**What to work on**
Copy all lines in the data that contain the string "icon".

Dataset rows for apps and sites
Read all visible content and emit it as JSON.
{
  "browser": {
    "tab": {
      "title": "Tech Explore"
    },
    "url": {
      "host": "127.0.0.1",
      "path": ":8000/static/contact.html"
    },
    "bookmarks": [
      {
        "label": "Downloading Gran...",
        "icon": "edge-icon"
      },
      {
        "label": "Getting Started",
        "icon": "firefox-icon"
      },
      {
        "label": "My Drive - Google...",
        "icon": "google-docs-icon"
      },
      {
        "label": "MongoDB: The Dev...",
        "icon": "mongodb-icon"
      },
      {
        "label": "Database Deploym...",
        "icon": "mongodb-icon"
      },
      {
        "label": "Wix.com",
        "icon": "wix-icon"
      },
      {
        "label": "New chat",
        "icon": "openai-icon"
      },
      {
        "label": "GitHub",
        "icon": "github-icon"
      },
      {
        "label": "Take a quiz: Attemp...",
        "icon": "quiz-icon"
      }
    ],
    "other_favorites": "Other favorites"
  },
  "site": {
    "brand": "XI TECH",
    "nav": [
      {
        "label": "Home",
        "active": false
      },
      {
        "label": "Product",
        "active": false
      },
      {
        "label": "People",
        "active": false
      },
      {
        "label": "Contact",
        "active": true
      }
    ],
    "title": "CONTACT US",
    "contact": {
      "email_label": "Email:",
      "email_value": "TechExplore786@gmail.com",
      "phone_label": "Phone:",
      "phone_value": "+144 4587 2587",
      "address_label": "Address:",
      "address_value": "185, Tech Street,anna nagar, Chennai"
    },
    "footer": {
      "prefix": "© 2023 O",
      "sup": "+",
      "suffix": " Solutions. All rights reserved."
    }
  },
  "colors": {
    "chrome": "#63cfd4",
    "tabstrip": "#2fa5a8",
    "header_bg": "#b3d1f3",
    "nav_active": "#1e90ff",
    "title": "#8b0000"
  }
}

**Answer**
        "icon": "edge-icon"
        "icon": "firefox-icon"
        "icon": "google-docs-icon"
        "icon": "mongodb-icon"
        "icon": "mongodb-icon"
        "icon": "wix-icon"
        "icon": "openai-icon"
        "icon": "github-icon"
        "icon": "quiz-icon"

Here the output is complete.